After one continuance and Tuesday’s back-and-forth discussions, the five-year contract was awarded to Digital The Fruth Group, which according to a report of the board, had a bid roughly $171,000 lower than Canon Solutions America.
The RFQ scoring was done by a committee of county employees which rated the proposals based on experience, corporation information, financial information and references.
Supervisor Jack Terrazas, who last week was told by staff that both companies offered the same product, asked if the county had to go with the No. 1 company.
“You do not because this isn’t a procurement practice that is fixed by ordinance,” responded Senior Deputy County Counsel Kyle Sand.
Supervisor Michael Kelley in turn, asked about the RFQ points, and the meaning of one criteria listed as value added.
Purchasing Supervisor Debbie Wray explained that value added in the RFQ is “anything that would be of value to the county, anything that could bump their proposal up and be of use to the county.”
Upon Kelley’s request, she also noted that Digital outbid Canon Solutions by roughly $171,000.
Representatives for Canon Solutions and Digital were once again present in the meeting and addressed the board.
Unlike the first meeting, where Digital and Canon Solutions briefly discussed the “local” quality of each company, this time the discussion centered on the RFQ.
While touting savings, Digital disputed the points received for under the experience portion.
“Our company won this bid outright and we are trying to figure out a way that we don’t have to give it to them,” said Charles Fruth, Fruth’s chief executive officer, to the board.
In response Canon Solutions’ Leon Moranville, who by then had noticed the boards leaning toward the cheaper option, said that “if you decide that if you want to go through and award this on price only, then I suggest (that) to stay out of any kind of legal situation (that) you allow us to go out as a request for bid.”
But Sand showed no issues in advising the board to move forward, in part because there was one point of difference in the RFQ, there was no ordinance addressing such issue and “I think the board has made adequate record as to why they are going (with) the number two bidder.”
Canon Solutions made one last plea but the board moved forward with a unanimous vote to Digital’s bid.
This for Terrazas means that Digital is “under a heck of a microscope, so I would tell you, you need to make sure that your service is up to speed.”
Here are three things that happened in Tuesday’s meeting:
1 — An agreement with National Corrective Group to establish educational and rehabilitative classes for eligible offenders accused of committing certain non-serious crimes was approved by the board.
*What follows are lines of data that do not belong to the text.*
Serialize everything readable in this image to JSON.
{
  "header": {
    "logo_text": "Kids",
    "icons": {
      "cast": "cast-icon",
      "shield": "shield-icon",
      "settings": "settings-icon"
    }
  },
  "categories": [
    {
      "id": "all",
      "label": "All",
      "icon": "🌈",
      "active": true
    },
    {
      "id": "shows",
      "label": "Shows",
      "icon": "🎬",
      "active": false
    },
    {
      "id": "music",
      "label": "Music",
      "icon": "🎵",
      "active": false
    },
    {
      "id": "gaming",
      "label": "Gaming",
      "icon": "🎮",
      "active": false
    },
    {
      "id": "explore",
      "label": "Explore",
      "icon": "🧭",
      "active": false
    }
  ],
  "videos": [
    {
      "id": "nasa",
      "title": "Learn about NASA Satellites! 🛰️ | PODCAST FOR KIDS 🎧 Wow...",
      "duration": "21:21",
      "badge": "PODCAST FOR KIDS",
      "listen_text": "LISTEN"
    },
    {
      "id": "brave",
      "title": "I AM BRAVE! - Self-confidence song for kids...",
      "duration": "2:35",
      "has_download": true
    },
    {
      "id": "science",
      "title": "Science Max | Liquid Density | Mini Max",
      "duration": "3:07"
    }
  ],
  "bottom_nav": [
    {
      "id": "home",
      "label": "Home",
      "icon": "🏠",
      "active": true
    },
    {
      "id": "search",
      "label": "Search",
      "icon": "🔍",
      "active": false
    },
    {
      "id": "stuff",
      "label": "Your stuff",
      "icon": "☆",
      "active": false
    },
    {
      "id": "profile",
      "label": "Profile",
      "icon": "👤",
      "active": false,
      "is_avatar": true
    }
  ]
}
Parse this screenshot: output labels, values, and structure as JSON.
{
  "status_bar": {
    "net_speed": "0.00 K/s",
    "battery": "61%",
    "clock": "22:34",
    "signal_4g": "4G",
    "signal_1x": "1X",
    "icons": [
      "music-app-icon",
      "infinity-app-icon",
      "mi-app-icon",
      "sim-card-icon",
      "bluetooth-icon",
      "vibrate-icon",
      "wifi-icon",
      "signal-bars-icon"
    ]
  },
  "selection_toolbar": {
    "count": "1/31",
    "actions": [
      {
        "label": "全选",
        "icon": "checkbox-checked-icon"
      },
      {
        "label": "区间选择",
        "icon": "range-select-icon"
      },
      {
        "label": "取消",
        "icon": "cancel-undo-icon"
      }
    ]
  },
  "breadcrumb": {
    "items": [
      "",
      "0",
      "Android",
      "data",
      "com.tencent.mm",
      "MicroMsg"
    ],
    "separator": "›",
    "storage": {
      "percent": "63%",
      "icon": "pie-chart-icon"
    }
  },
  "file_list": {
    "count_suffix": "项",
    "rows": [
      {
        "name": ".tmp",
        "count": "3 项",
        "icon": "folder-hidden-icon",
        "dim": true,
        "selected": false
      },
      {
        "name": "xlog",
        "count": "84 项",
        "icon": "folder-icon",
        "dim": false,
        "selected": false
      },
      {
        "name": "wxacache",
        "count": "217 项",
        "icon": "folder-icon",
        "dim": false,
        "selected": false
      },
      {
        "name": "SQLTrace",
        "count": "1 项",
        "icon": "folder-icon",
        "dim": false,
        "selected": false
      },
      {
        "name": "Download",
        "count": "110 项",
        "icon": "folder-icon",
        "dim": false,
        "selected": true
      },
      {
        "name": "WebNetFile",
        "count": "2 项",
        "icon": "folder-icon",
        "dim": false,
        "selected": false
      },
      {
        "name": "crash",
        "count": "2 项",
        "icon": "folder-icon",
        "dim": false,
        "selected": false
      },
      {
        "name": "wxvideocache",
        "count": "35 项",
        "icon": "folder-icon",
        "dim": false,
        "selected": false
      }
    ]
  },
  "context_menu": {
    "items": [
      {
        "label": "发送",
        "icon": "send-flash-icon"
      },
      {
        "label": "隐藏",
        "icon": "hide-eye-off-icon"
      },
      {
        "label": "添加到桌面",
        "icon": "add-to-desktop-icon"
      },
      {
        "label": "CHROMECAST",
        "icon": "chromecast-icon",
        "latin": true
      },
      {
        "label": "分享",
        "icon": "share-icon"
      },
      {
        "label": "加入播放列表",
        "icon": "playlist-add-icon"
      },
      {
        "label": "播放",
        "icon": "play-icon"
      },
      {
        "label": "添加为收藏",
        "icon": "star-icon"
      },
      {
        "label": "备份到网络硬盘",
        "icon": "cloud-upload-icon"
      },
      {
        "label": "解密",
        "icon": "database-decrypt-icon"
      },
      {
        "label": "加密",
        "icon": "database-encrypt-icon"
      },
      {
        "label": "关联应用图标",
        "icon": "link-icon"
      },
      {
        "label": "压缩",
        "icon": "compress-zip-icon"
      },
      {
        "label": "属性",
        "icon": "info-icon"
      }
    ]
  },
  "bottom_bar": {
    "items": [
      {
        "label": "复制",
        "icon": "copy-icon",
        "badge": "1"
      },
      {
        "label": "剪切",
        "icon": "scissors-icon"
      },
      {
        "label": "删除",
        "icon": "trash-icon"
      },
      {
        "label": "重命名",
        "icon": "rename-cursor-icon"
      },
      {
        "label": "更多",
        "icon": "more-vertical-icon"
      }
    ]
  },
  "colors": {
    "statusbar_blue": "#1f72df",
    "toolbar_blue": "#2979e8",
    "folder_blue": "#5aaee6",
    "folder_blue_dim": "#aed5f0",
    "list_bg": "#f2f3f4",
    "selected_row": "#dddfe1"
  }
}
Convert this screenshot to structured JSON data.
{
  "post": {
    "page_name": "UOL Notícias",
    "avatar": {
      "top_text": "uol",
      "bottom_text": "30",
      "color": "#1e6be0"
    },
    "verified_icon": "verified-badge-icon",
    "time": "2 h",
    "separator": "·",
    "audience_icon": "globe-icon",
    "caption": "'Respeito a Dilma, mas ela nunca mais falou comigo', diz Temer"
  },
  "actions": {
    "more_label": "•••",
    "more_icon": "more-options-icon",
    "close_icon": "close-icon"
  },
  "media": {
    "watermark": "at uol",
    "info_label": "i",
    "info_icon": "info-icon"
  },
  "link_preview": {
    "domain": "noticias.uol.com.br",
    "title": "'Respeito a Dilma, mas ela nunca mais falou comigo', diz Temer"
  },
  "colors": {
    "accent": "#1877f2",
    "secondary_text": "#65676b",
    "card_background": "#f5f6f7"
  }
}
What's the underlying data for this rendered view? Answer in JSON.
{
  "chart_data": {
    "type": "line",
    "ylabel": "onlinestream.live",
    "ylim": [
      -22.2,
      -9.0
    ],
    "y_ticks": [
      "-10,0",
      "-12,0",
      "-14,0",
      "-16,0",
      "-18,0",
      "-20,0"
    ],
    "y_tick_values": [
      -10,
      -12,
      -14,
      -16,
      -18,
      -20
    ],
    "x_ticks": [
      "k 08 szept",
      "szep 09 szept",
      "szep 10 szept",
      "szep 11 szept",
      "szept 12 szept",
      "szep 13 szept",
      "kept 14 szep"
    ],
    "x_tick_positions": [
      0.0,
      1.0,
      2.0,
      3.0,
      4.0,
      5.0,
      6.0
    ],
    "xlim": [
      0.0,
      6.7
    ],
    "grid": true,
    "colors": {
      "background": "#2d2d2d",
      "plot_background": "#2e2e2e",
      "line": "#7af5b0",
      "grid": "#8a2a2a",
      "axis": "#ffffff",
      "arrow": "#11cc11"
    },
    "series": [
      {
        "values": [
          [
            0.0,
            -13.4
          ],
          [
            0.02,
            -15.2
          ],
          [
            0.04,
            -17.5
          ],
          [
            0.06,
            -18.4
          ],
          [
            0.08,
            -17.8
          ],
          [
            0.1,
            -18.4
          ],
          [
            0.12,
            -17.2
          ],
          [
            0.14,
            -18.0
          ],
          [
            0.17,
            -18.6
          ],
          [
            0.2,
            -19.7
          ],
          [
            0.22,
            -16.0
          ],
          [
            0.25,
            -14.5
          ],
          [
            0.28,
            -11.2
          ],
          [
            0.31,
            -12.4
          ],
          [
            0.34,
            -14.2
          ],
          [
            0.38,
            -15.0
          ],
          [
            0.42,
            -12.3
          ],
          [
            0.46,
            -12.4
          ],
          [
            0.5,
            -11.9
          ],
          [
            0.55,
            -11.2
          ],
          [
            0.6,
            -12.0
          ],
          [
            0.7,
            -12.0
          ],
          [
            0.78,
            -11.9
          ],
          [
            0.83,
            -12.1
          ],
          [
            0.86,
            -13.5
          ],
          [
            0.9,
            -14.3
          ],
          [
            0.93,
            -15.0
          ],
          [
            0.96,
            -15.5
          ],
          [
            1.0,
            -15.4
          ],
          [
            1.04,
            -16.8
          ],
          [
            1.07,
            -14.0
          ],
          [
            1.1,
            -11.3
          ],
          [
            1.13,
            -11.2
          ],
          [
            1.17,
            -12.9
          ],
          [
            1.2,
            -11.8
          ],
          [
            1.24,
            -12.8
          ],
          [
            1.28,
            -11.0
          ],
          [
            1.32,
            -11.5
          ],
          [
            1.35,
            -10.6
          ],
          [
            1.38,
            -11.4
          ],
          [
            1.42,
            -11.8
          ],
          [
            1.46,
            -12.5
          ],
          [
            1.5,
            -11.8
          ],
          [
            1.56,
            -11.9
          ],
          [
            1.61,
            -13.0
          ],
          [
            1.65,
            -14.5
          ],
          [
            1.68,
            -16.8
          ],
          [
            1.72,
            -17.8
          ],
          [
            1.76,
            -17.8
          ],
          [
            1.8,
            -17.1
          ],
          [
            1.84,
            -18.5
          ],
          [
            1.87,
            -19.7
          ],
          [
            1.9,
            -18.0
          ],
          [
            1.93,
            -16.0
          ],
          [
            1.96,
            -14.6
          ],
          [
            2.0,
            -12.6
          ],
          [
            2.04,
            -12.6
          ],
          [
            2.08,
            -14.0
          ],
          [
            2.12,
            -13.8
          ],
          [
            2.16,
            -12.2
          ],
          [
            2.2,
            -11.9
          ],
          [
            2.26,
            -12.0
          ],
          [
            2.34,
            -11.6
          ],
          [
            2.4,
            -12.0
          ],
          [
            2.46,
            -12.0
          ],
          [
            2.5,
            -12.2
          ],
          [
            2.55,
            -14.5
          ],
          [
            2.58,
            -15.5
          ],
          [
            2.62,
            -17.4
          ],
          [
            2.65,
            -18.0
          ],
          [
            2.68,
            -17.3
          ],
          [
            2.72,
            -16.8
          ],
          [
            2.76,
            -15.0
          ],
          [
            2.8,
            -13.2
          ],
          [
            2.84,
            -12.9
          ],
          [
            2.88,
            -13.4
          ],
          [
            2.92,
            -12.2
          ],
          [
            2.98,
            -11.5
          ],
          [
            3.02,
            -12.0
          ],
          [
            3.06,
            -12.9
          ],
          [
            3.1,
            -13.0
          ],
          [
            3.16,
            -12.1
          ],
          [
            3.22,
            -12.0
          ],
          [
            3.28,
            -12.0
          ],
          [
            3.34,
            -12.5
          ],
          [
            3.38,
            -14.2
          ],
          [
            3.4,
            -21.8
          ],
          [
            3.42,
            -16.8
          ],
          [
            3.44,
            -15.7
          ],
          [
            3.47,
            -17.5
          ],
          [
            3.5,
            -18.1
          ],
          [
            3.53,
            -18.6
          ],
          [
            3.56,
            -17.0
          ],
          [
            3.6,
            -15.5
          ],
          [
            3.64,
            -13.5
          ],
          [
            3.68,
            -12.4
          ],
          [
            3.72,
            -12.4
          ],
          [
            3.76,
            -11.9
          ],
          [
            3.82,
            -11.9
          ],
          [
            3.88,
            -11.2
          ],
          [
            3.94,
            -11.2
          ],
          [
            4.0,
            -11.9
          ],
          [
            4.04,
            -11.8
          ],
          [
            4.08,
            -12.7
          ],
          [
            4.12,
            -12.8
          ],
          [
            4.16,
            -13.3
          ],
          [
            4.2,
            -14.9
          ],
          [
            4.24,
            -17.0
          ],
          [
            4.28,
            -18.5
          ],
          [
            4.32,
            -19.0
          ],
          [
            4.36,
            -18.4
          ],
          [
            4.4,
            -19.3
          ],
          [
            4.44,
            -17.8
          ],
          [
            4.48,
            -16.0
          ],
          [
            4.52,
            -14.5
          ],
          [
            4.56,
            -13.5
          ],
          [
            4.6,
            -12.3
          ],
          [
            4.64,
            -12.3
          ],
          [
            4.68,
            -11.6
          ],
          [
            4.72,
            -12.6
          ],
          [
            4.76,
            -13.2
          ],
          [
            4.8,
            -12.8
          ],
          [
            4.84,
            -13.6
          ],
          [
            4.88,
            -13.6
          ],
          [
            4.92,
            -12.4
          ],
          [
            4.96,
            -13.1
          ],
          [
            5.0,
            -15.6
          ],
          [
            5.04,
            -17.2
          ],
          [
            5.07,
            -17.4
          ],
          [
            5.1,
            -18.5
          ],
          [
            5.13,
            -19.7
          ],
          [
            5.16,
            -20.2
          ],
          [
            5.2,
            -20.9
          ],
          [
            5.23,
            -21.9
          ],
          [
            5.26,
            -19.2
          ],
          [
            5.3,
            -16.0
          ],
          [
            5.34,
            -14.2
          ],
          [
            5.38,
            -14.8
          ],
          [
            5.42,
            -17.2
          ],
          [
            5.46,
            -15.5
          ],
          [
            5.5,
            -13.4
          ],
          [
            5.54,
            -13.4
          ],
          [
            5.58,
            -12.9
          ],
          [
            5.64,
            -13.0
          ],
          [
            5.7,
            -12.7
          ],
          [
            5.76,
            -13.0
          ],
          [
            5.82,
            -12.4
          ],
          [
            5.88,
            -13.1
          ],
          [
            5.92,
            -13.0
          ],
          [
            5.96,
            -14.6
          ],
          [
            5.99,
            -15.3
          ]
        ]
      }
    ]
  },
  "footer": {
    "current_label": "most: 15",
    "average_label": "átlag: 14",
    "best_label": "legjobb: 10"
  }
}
Participants are required to pay the fees, and this program has no impact to the county’s general fund, said District Attorney Gilbert Otero.
2 — A feasibility study to examine whether the Keystone Planning Area can be financed through a so-called infrastructure finance district was approved by the board. The study found that preparing this area for industrial development could cost as much as $194 million.
3 — A letter supporting SB 397, a legislation that would allow the use of enhanced driver’s licenses as travel documents, was approved by the board. State Senator Ben Hueso, who introduced the bill, have said that SB 397 could reduce border wait times by 30 about percent.
Staff Writer Alejandro Dávila can be reached at 760-337-3445 or email@example.com